Ham and Jam is a teamplay orientated, first person WW2 multiplayer game centred around the British and Commonwealth campaigns from 1939-45. Historically accurate missions coupled with careful balance between realistic and enjoyable gameplay makes Ham and Jam a unique experience. Ham and Jam started out as an idea between it's two main developers as an alternative to the tired old "U.S./Russia vs. Germany, post June 6th 1944" formulae WW2 games seem to use. Fed-up with everything prior to D-Day being ignored, the North West Europe theatre and the lack of British, Commonwealth and Free Forces they decided to do something about it. The goal was clear, to make a WW2 mod that featured all the missing bits of WW2 history, portray it in a historically accurate way but without detracting from the fun or playability by overdoing realism. In short the kind of game they and their friends would like to play. The name comes from the original code words for the capture of the Pegasus/Orne bridges
Time goes by quickly and I hadn’t realised it’s been three months since we last posted an update. Sorry about that.
Posted by SteveUK on Sep 14th, 2011
I know we talked about a release delay of “weeks” but as usual I grossly under-estimated the lack of free time myself and the team would have this summer. Anyway, with this update I’m glad to say I can bring you some news of positive progress so lets start off with the good stuff!

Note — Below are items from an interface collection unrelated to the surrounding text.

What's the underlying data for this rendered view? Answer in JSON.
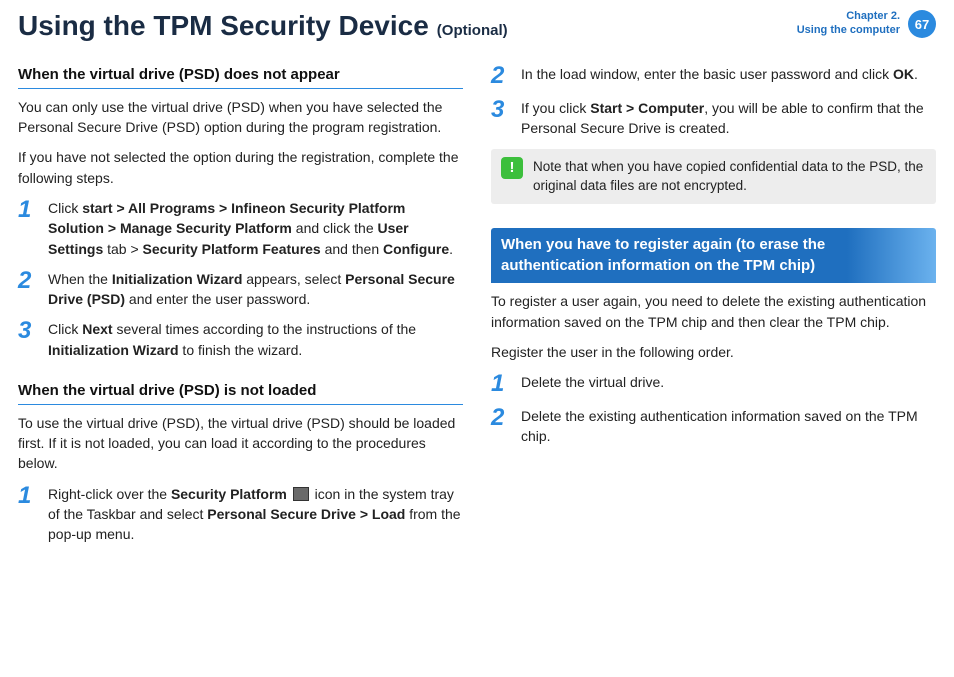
{
  "header": {
    "title": "Using the TPM Security Device",
    "suffix": "(Optional)",
    "chapter_line1": "Chapter 2.",
    "chapter_line2": "Using the computer",
    "page_number": "67"
  },
  "left": {
    "sec1_heading": "When the virtual drive (PSD) does not appear",
    "sec1_p1": "You can only use the virtual drive (PSD) when you have selected the Personal Secure Drive (PSD) option during the program registration.",
    "sec1_p2": " If you have not selected the option during the registration, complete the following steps.",
    "sec1_step1_pre": "Click ",
    "sec1_step1_b1": "start > All Programs > Infineon Security Platform Solution > Manage Security Platform",
    "sec1_step1_mid1": " and click the ",
    "sec1_step1_b2": "User Settings",
    "sec1_step1_mid2": " tab > ",
    "sec1_step1_b3": "Security Platform Features",
    "sec1_step1_mid3": " and then ",
    "sec1_step1_b4": "Configure",
    "sec1_step1_end": ".",
    "sec1_step2_pre": "When the ",
    "sec1_step2_b1": "Initialization Wizard",
    "sec1_step2_mid1": " appears, select ",
    "sec1_step2_b2": "Personal Secure Drive (PSD)",
    "sec1_step2_end": " and enter the user password.",
    "sec1_step3_pre": "Click ",
    "sec1_step3_b1": "Next",
    "sec1_step3_mid1": " several times according to the instructions of the ",
    "sec1_step3_b2": "Initialization Wizard",
    "sec1_step3_end": " to finish the wizard.",
    "sec2_heading": "When the virtual drive (PSD) is not loaded",
    "sec2_p1": "To use the virtual drive (PSD), the virtual drive (PSD) should be loaded first. If it is not loaded, you can load it according to the procedures below.",
    "sec2_step1_pre": "Right-click over the ",
    "sec2_step1_b1": "Security Platform",
    "sec2_step1_mid1": " icon in the system tray of the Taskbar and select ",
    "sec2_step1_b2": "Personal Secure Drive > Load",
    "sec2_step1_end": " from the pop-up menu."
  },
  "right": {
    "step2_pre": "In the load window, enter the basic user password and click ",
    "step2_b1": "OK",
    "step2_end": ".",
    "step3_pre": "If you click ",
    "step3_b1": "Start > Computer",
    "step3_end": ", you will be able to confirm that the Personal Secure Drive is created.",
    "note_text": "Note that when you have copied confidential data to the PSD, the original data files are not encrypted.",
    "banner": "When you have to register again (to erase the authentication information on the TPM chip)",
    "banner_p1": "To register a user again, you need to delete the existing authentication information saved on the TPM chip and then clear the TPM chip.",
    "banner_p2": "Register the user in the following order.",
    "banner_step1": "Delete the virtual drive.",
    "banner_step2": "Delete the existing authentication information saved on the TPM chip."
  },
  "nums": {
    "n1": "1",
    "n2": "2",
    "n3": "3"
  },
  "icons": {
    "alert": "!"
  }
}
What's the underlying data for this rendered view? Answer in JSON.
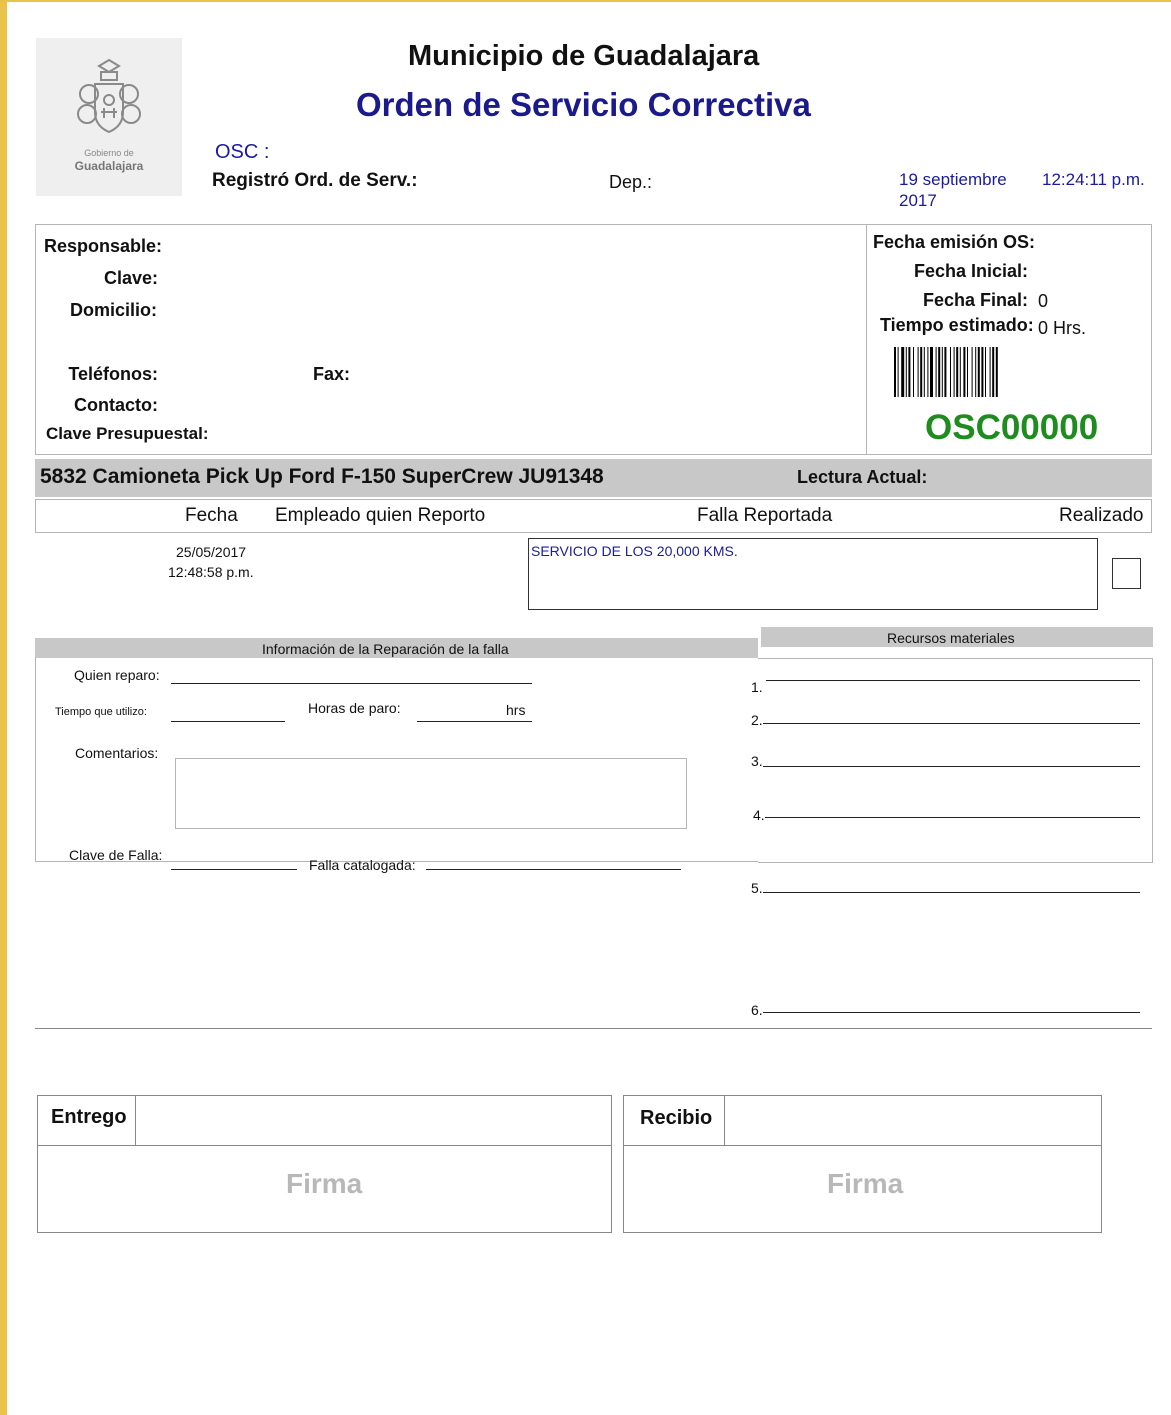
{
  "header": {
    "logo_caption_small": "Gobierno de",
    "logo_caption_big": "Guadalajara",
    "municipality": "Municipio de Guadalajara",
    "document_title": "Orden de Servicio Correctiva",
    "osc_label": "OSC :",
    "registered_label": "Registró Ord. de Serv.:",
    "dep_label": "Dep.:",
    "date_line1": "19 septiembre",
    "date_line2": "2017",
    "time": "12:24:11 p.m."
  },
  "responsible": {
    "responsable_label": "Responsable:",
    "clave_label": "Clave:",
    "domicilio_label": "Domicilio:",
    "telefonos_label": "Teléfonos:",
    "fax_label": "Fax:",
    "contacto_label": "Contacto:",
    "clave_presupuestal_label": "Clave Presupuestal:"
  },
  "dates_panel": {
    "fecha_emision_label": "Fecha emisión OS:",
    "fecha_inicial_label": "Fecha Inicial:",
    "fecha_final_label": "Fecha Final:",
    "fecha_final_value": "0",
    "tiempo_estimado_label": "Tiempo estimado:",
    "tiempo_estimado_value": "0 Hrs.",
    "order_code": "OSC00000",
    "order_code_color": "#1e8c1e"
  },
  "vehicle": {
    "description": "5832 Camioneta Pick Up  Ford  F-150 SuperCrew  JU91348",
    "lectura_label": "Lectura Actual:"
  },
  "fault_table": {
    "headers": {
      "fecha": "Fecha",
      "empleado": "Empleado quien Reporto",
      "falla": "Falla Reportada",
      "realizado": "Realizado"
    },
    "row": {
      "date": "25/05/2017",
      "time": "12:48:58 p.m.",
      "falla": "SERVICIO DE LOS 20,000 KMS.",
      "realizado_checked": false
    }
  },
  "repair_info": {
    "section_title": "Información de la Reparación de la falla",
    "quien_reparo_label": "Quien reparo:",
    "tiempo_label": "Tiempo que utilizo:",
    "horas_paro_label": "Horas de paro:",
    "hrs_unit": "hrs",
    "comentarios_label": "Comentarios:",
    "clave_falla_label": "Clave de Falla:",
    "falla_catalogada_label": "Falla catalogada:"
  },
  "materials": {
    "section_title": "Recursos materiales",
    "items": [
      "1.",
      "2.",
      "3.",
      "4.",
      "5.",
      "6."
    ]
  },
  "signatures": {
    "entrego_label": "Entrego",
    "recibio_label": "Recibio",
    "firma_label": "Firma"
  },
  "colors": {
    "title_blue": "#1a1a8c",
    "section_gray": "#c8c8c8",
    "frame_gold": "#e9c24a"
  }
}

I mentioned in our last update that one of the things that we really needed to get done was the Commonwealth Airborne Forces models. This was a key requirement of our Pegasus Bridge map and something that was very close to my heart.
I’m pleased to say the base modelling and texturing are done and we’re already started the process of getting them in-game. Three of the team – myself, Soren and Lasse – worked on the model and it was certainly a labour of love for me.
Soren was responsible for the 3D model and high-definition sculpt for the normal map, I created the texture for the distinctive Denison smock and Lasse created the rest of the texture for the model, helmet and Bergen rucksack.
It took a lot of work, especially to capture the distinctive look of the smock and we went all out to get it right. I’m really pleased with the results. The screen shots are taken from the Source model viewer so you can see exactly how it will look in game. Sadly the detail in the normal maps is hard to make out in a still image so I’ve included a render to give you some idea of the detail.
I got interviewed by two gaming sites about Ham and Jam, the history, development, how it plays and our plans. I tried to be as thorough and honest as I could be. Hopefully you’ll find them interesting.
I’m always happy to talk about Ham and Jam so if anyone else wants and interview feel free to get in touch.
A discussion came up in the forums after our last post about why its taking us so long to get stuff finished in which I responded with some details on just what is involved in making something like a single player model. I think this was quite enlightening for some people as they hadn’t quite understood what is involved. Certainly if you’d ever done anything for the original Half-Life games the complexity in character modelling for Source is a huge leap.
Please take a read if you’re curious – it might explain a few things and just the amount of work we have to try to cram into our limited development time.
We held a team play test a few weeks ago which was great fun and good to get a proper fight going. We went through all the maps which are candidates for the first release and apart from a few small tweaks they are all pretty much done. Certainly maps like Pegasus are going to be brutally hard and you really are going to have to work hard as a team to be successful as the British side.
So that’s it for this month. Sorry again for the lack of updates. We’ll try to be better in future!